There are two principal ways to protect communications data: encrypt individual packets of information as they pass through a transmission medium or provide an encrypted tunnel through which data can freely pass.


An encryption algorithm provides a means to keep information secure. Systems typically use a combination of standard symmetric (same key) and asymmetric (public - private key) algorithms within an overall cryptographic protocol.


Digital signatures are cryptographic algorithms that enable verification of the identity of received information. This is useful both for controlling access to systems and resources as well as providing proof of the originator of transmitted data.

We develop and maintain high security communication systems for the benefit of our clients and their customers.

Resilient and secure management of cryptographic keys is a crucial part of any system.


Digital signatures and message authentication codes provide a means to check the integrity of data received or retrieved. This ensure the data is genuine and hasn't been manipulated in transit.


For legal compliance it is often necessary to prevent deniability, especially in the context of sending a message. Cryptographic signatures provide a means of demonstrating who must have transmitted or created signed data.

Cryptography for Data Protection Compliance

Businesses and organisations need to use appropriate technical and procedural security mechanisms to comply with data protection legislation such as the GDPR and UK DPA 2018.

A common misconception is to assume email provides a secure end-to-end communications channel whereas email typically passes unencrypted through multiple mail servers before reaching its destination.

Personal data should be protected when stored and transmitted and this can be achieved through the use of secure file transfer services in place of email.

Legacy Systems

Many of our customers have old systems that they no longer know how to maintain or support.

Maybe you've got a Unix server in your IT room and your staff are all trained in modern web technologies.

A legacy system may run old versions of Windows, Linux or Unix, or perhaps comprise dedicated hardware running embedded software.

Regardless of the type of system there are essentially three options you can take: support, maintain or replace.


Providing operational support for a legacy system is something that will inevitably have to occur, at least in the short term, regardless of the ultimate plan.

If this is critical system, the most pressing issue is probably mitigating against catastrophic failure. Ideally, you'd want a backup system ready to take over but this might not be possible to commission if hardware has become obsolete. Virtualisation can sometimes provide a solution where hardware cannot be obtained.

Security isolation is another important consideration as modern internet security software will prove ineffective and most likely won't even run on the old platform.


If you intend to keep the system running, you may need to make modifications to it. Software source code may require the use a compiler which won't run on any modern machine. This means you'll either need to build the code on the target or, more safely, on spare hardware. Again, virtualisation may help replicate an appropriate build environment.
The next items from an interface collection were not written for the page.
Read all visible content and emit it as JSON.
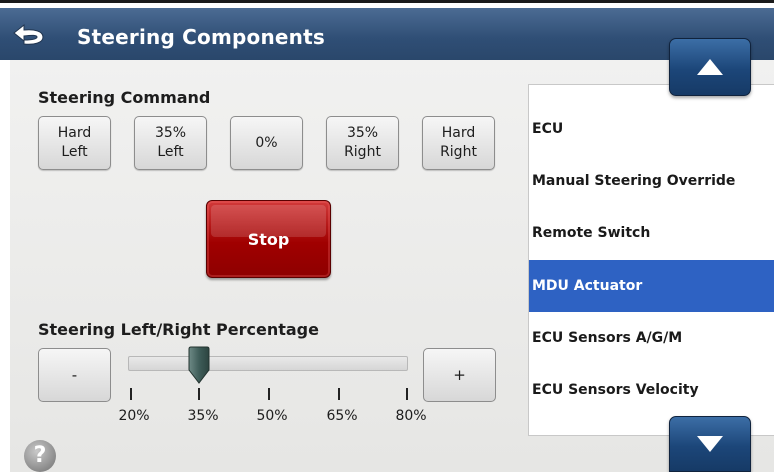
{
  "header": {
    "title": "Steering Components"
  },
  "steering_command": {
    "label": "Steering Command",
    "buttons": [
      {
        "label": "Hard\nLeft"
      },
      {
        "label": "35%\nLeft"
      },
      {
        "label": "0%"
      },
      {
        "label": "35%\nRight"
      },
      {
        "label": "Hard\nRight"
      }
    ],
    "stop_label": "Stop"
  },
  "percentage": {
    "label": "Steering Left/Right Percentage",
    "minus_label": "-",
    "plus_label": "+",
    "ticks": [
      "20%",
      "35%",
      "50%",
      "65%",
      "80%"
    ],
    "value_percent": 35
  },
  "component_list": {
    "items": [
      {
        "label": "ECU"
      },
      {
        "label": "Manual Steering Override"
      },
      {
        "label": "Remote Switch"
      },
      {
        "label": "MDU Actuator"
      },
      {
        "label": "ECU Sensors A/G/M"
      },
      {
        "label": "ECU Sensors Velocity"
      }
    ],
    "selected": "MDU Actuator"
  },
  "help_label": "?",
  "colors": {
    "title_bar": "#2f4e75",
    "selected_row": "#2e62c3",
    "stop_button": "#a00000",
    "scroll_button": "#1c4679"
  },
  "icons": {
    "back": "back-arrow-icon",
    "scroll_up": "up-arrow-icon",
    "scroll_down": "down-arrow-icon",
    "help": "help-icon",
    "slider_thumb": "slider-thumb-icon"
  }
}
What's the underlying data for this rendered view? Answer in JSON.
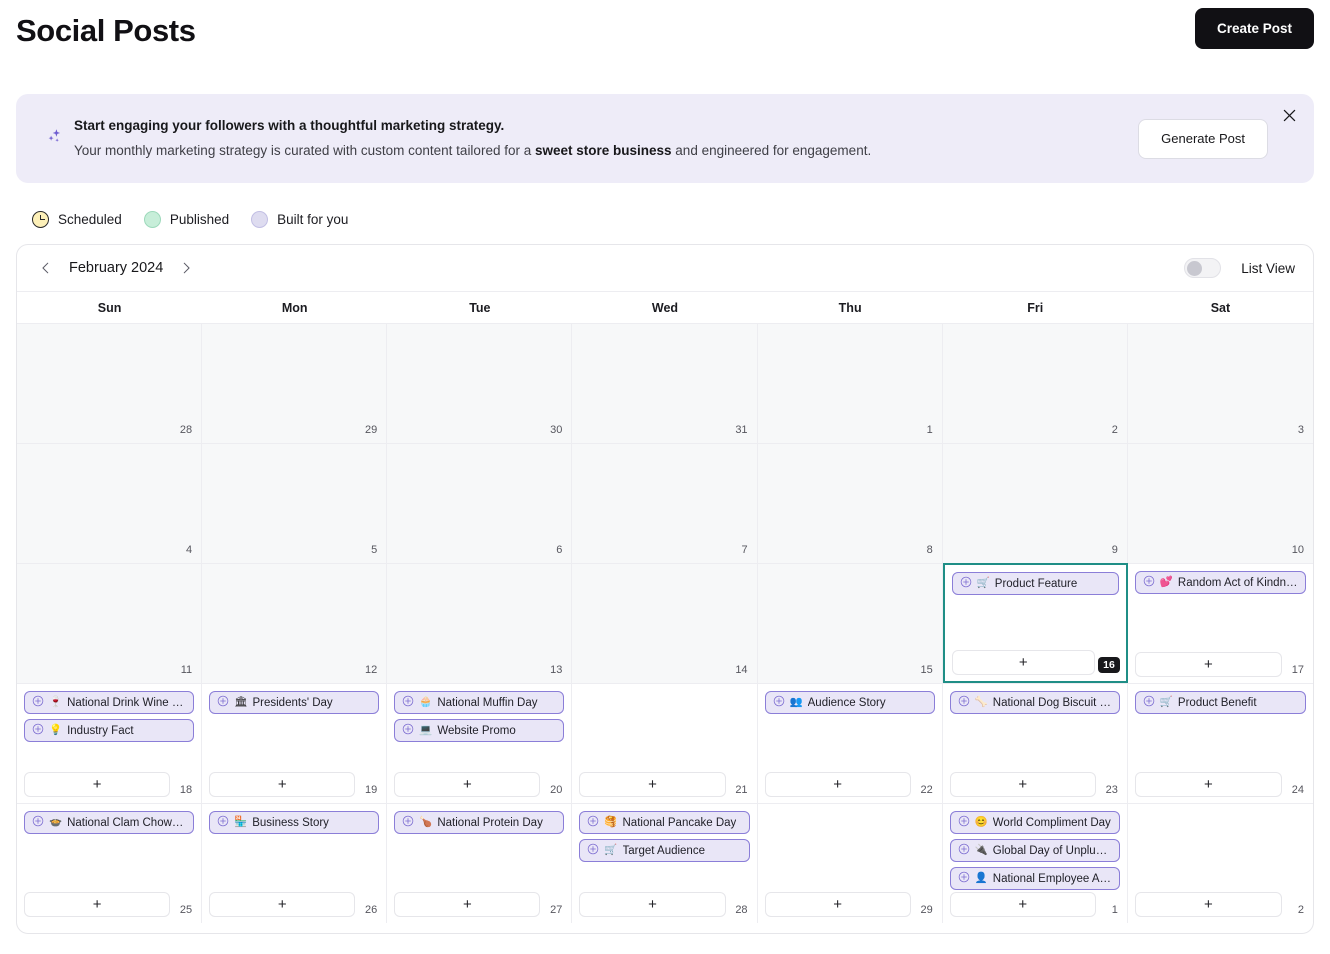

There will always come a point in time where a system costs more to maintain than it does to replace. An off-the-shelf replacement will usually be cheapest but you may need to customise a new system or even build something bespoke to meet your needs.